Loving God, loving neighbor, bearing fruit.  It takes some focused time to really, REALLY understand something that makes all the difference in the world --- and in the next.    

Wednesday, July 12, 2017

Yes Lord, But ...
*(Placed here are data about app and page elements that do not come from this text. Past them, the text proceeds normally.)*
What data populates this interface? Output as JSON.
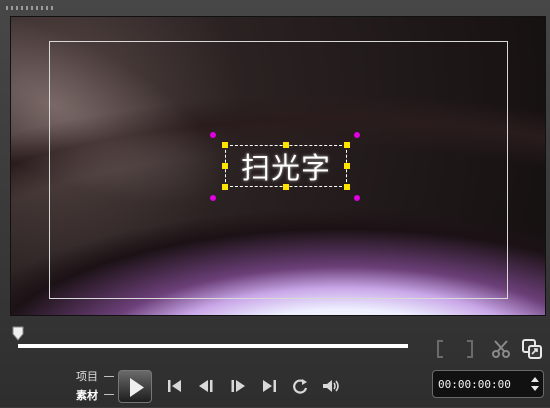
{
  "preview": {
    "title_text": "扫光字"
  },
  "player": {
    "mode_project": "项目",
    "mode_clip": "素材",
    "timecode": "00:00:00:00",
    "playhead_fraction": 0.0
  },
  "icons": {
    "mark_in": "mark-in-icon",
    "mark_out": "mark-out-icon",
    "cut": "scissors-icon",
    "enlarge": "enlarge-preview-icon",
    "play": "play-icon",
    "home": "go-start-icon",
    "prev": "previous-frame-icon",
    "next": "next-frame-icon",
    "end": "go-end-icon",
    "repeat": "repeat-icon",
    "volume": "volume-icon"
  },
  "colors": {
    "handle": "#ffe400",
    "rotate_handle": "#e000e0"
  }
}
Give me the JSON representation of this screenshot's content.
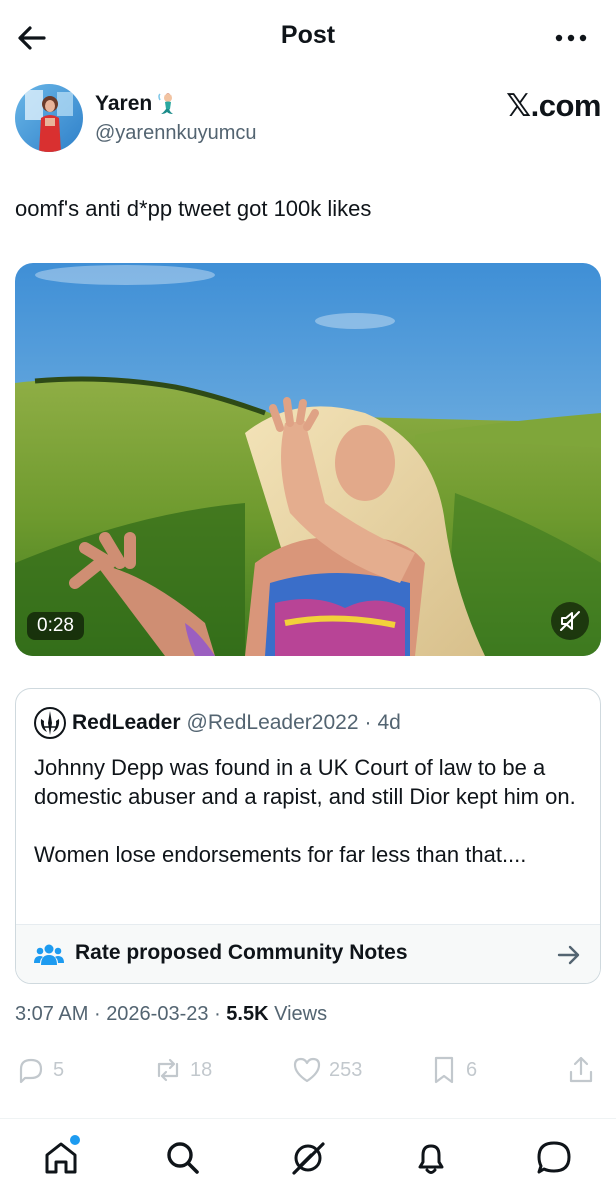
{
  "header": {
    "title": "Post",
    "back_icon": "arrow-left-icon",
    "more_icon": "more-horizontal-icon"
  },
  "post": {
    "author_name": "Yaren",
    "author_badge_icon": "mermaid-emoji-icon",
    "author_handle": "@yarennkuyumcu",
    "watermark": "𝕏.com",
    "text": "oomf's anti d*pp tweet got 100k likes",
    "video": {
      "duration": "0:28",
      "mute_icon": "muted-speaker-icon"
    },
    "quote": {
      "name": "RedLeader",
      "handle": "@RedLeader2022",
      "separator": "·",
      "time": "4d",
      "paragraph1": "Johnny Depp was found in a UK Court of law to be a domestic abuser and a rapist, and still Dior kept him on.",
      "paragraph2": "Women lose endorsements for far less than that....",
      "notes_label": "Rate proposed Community Notes",
      "notes_icon": "people-icon",
      "notes_arrow_icon": "arrow-right-icon"
    },
    "meta": {
      "time": "3:07 AM",
      "date": "2026-03-23",
      "views_count": "5.5K",
      "views_label": "Views",
      "sep": "·"
    },
    "actions": {
      "replies": "5",
      "reposts": "18",
      "likes": "253",
      "bookmarks": "6"
    }
  },
  "tabbar": {
    "tabs": [
      "home-icon",
      "search-icon",
      "grok-icon",
      "bell-icon",
      "messages-icon"
    ]
  },
  "colors": {
    "text": "#0f1419",
    "secondary": "#536471",
    "accent": "#1d9bf0",
    "border": "#cfd9de"
  }
}
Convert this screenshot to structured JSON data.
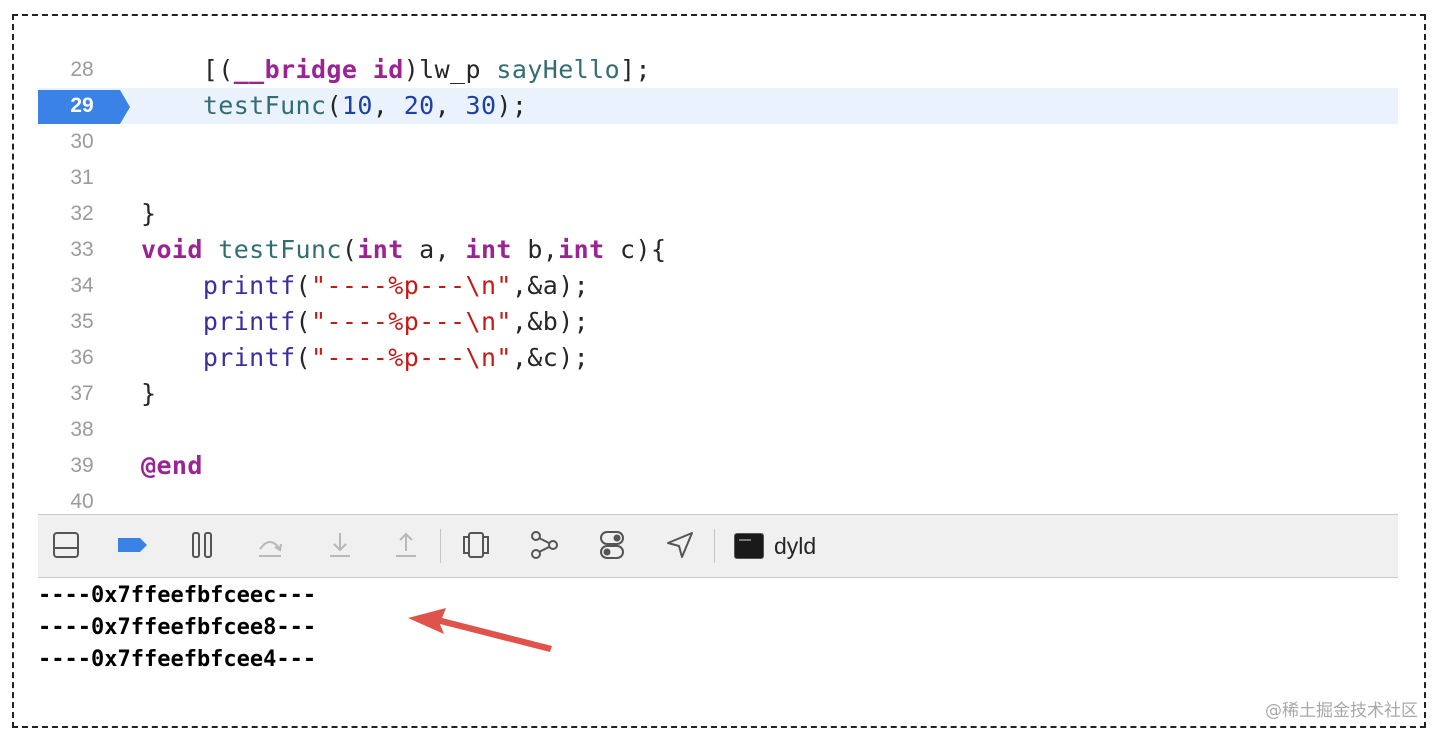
{
  "editor": {
    "current_line": "29",
    "lines": [
      {
        "num": "28",
        "tokens": [
          [
            "pl",
            "    [("
          ],
          [
            "kw",
            "__bridge"
          ],
          [
            "pl",
            " "
          ],
          [
            "kw",
            "id"
          ],
          [
            "pl",
            ")lw_p "
          ],
          [
            "fn",
            "sayHello"
          ],
          [
            "pl",
            "];"
          ]
        ]
      },
      {
        "num": "29",
        "tokens": [
          [
            "pl",
            "    "
          ],
          [
            "fn",
            "testFunc"
          ],
          [
            "pl",
            "("
          ],
          [
            "num",
            "10"
          ],
          [
            "pl",
            ", "
          ],
          [
            "num",
            "20"
          ],
          [
            "pl",
            ", "
          ],
          [
            "num",
            "30"
          ],
          [
            "pl",
            ");"
          ]
        ]
      },
      {
        "num": "30",
        "tokens": []
      },
      {
        "num": "31",
        "tokens": []
      },
      {
        "num": "32",
        "tokens": [
          [
            "pl",
            "}"
          ]
        ]
      },
      {
        "num": "33",
        "tokens": [
          [
            "kw",
            "void"
          ],
          [
            "pl",
            " "
          ],
          [
            "fn",
            "testFunc"
          ],
          [
            "pl",
            "("
          ],
          [
            "kw",
            "int"
          ],
          [
            "pl",
            " a, "
          ],
          [
            "kw",
            "int"
          ],
          [
            "pl",
            " b,"
          ],
          [
            "kw",
            "int"
          ],
          [
            "pl",
            " c){"
          ]
        ]
      },
      {
        "num": "34",
        "tokens": [
          [
            "pl",
            "    "
          ],
          [
            "mc",
            "printf"
          ],
          [
            "pl",
            "("
          ],
          [
            "str",
            "\"----%p---\\n\""
          ],
          [
            "pl",
            ",&a);"
          ]
        ]
      },
      {
        "num": "35",
        "tokens": [
          [
            "pl",
            "    "
          ],
          [
            "mc",
            "printf"
          ],
          [
            "pl",
            "("
          ],
          [
            "str",
            "\"----%p---\\n\""
          ],
          [
            "pl",
            ",&b);"
          ]
        ]
      },
      {
        "num": "36",
        "tokens": [
          [
            "pl",
            "    "
          ],
          [
            "mc",
            "printf"
          ],
          [
            "pl",
            "("
          ],
          [
            "str",
            "\"----%p---\\n\""
          ],
          [
            "pl",
            ",&c);"
          ]
        ]
      },
      {
        "num": "37",
        "tokens": [
          [
            "pl",
            "}"
          ]
        ]
      },
      {
        "num": "38",
        "tokens": []
      },
      {
        "num": "39",
        "tokens": [
          [
            "kw",
            "@end"
          ]
        ]
      },
      {
        "num": "40",
        "tokens": []
      }
    ]
  },
  "debug_toolbar": {
    "icons": [
      {
        "name": "hide-debug-area-icon",
        "enabled": true
      },
      {
        "name": "breakpoints-toggle-icon",
        "enabled": true,
        "active": true
      },
      {
        "name": "pause-continue-icon",
        "enabled": true
      },
      {
        "name": "step-over-icon",
        "enabled": false
      },
      {
        "name": "step-into-icon",
        "enabled": false
      },
      {
        "name": "step-out-icon",
        "enabled": false
      },
      {
        "name": "view-hierarchy-icon",
        "enabled": true
      },
      {
        "name": "memory-graph-icon",
        "enabled": true
      },
      {
        "name": "environment-overrides-icon",
        "enabled": true
      },
      {
        "name": "simulate-location-icon",
        "enabled": true
      }
    ],
    "process_name": "dyld"
  },
  "console": {
    "output": [
      "----0x7ffeefbfceec---",
      "----0x7ffeefbfcee8---",
      "----0x7ffeefbfcee4---"
    ]
  },
  "annotation": {
    "arrow_color": "#e0534a"
  },
  "watermark": "@稀土掘金技术社区",
  "colors": {
    "keyword": "#9b2393",
    "function": "#326d74",
    "macro": "#3b2ea0",
    "number": "#1c3fa8",
    "string": "#c41a16",
    "breakpoint": "#3b82e6",
    "current_line_bg": "#eaf2fd"
  }
}
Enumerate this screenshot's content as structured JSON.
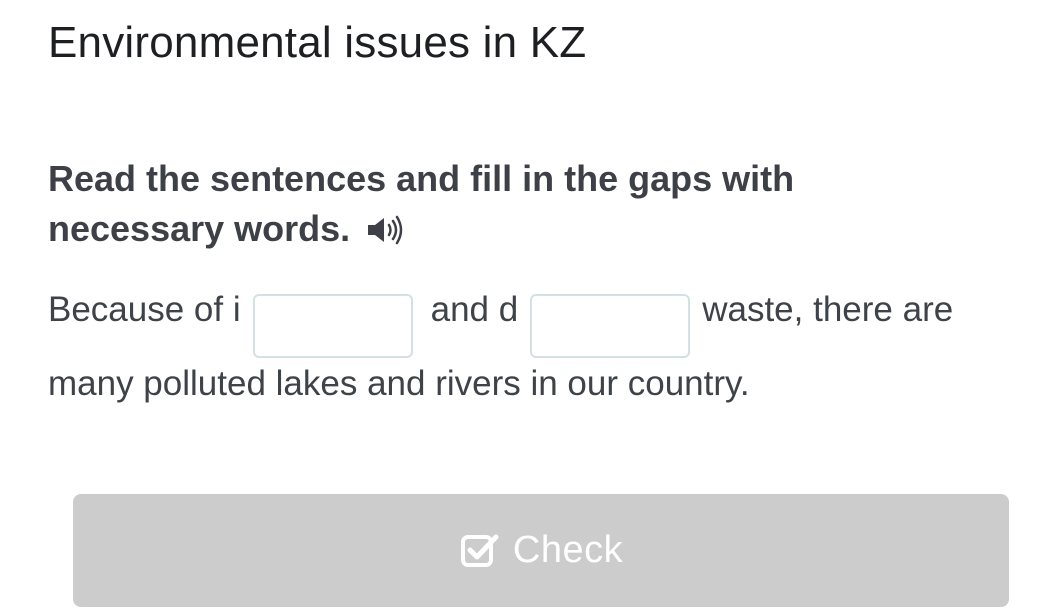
{
  "page": {
    "title": "Environmental issues in KZ"
  },
  "task": {
    "instruction": "Read the sentences and fill in the gaps with necessary words.",
    "audio_icon": "speaker-icon"
  },
  "sentence": {
    "part1": "Because of i",
    "gap1_value": "",
    "part2": "and d",
    "gap2_value": "",
    "part3": "waste, there are many polluted lakes and rivers in our country."
  },
  "check_button": {
    "label": "Check",
    "icon": "checkbox-icon",
    "state": "disabled"
  },
  "colors": {
    "button_bg": "#cccccc",
    "input_border": "#d3e1e4",
    "text": "#3e4349"
  }
}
To another (Jesus) said: “Follow me,” but he said: “Lord,
let me first go and bury my father.” 
- Lk 9:59
It was a very hot afternoon at the food distribution warehouse last week.  I was packing items when a friend told me that a frail elderly woman had walked a mile in the day’s heat to pick up some food.  Her neighbors refused to give her a ride because she and her trailer were known to be infested with bedbugs and lice.  “Would you give her a ride back home?” I was asked.  I hesitated, and said: “Let me check something,” as I called a friend whose charity had dealt with bug problems in the past.  I wanted to know how contagious the bugs likely were.  My friend didn’t answer, and shortly I was told: “That’s okay; we got someone else to give her a ride home.”
That night I read that gospel of Luke (above), where when the Lord called, the man answered: “Yes Lord, but …”  And I realized that was the answer I too had given to the Lord’s call.  And so, I conceived a gesture to alleviate my guilt: I would suggest to the food distribution ministry that in the future they offer a delivery service, for people who couldn’t pick up needed food for one reason or another, and I would volunteer to be a deliverer of that food.
I felt still a bit guilty, but my conscience seemed satisfied.
A couple of days later, I picked up a friend and while driving related the story of the bug-infested woman to her.  I was about to get into my delivery plan for the future when my friend put her hand on my arm to stop my talking:
“You need to help her,” she said.
I was stunned for a moment.  Duh!  Of course, I needed to help her, but why wasn’t that my initial reaction?  Why was my immediate reaction one of concern over how this woman’s plight would affect me, and my plans, my safety, and my comfort?  My solution was like the actions of a lifeguard, who seeing a drowning person going down for the third time, races out with his boat, and then hands the drowning person a life vest: “Here, this’ll help.”  It’s a convenient solution but not one which solves the heart of the problem.
“You need to help her.”
Neither the lifeguard nor I forgot the commitments we had made, but it seems we had made those commitments with our head, not our heart.
I am blessed with an analytical mind.  I develop solutions to problems.  When earlier in my life I made a commitment to Ford Motor Company, I solved problems to the Company’s betterment.  So, when I make a commitment to God, I need to solve problems to His benefit --- His love of His children.  In neither case, should my own betterment be my first consideration.
When I was asked about the bug-infested woman needing a ride, my analytical mind should have felt my heart and said: “The real problem isn’t the woman needing a ride, but WHY she needed the ride.”  Finding a solution to eliminating her infestation problem should have quickly risen as a priority in my mind, not the stopgap delivery solution I conceived (btw, I later found out that the food distribution ministry already offered a food delivery service).  The situation I faced was no different than the parable of the rich man, who was also asked to follow Jesus, but he couldn’t give away his money.  I too hesitated to give away my riches, which for me are my comfort, and my satisfaction that I have things figured out: This is how they should be; this is how I should live.  And it appears I am reluctant to change, even when challenged by God: “You must help her.”
It's so easy to say “Yes, but …,” as I was reminded again this week.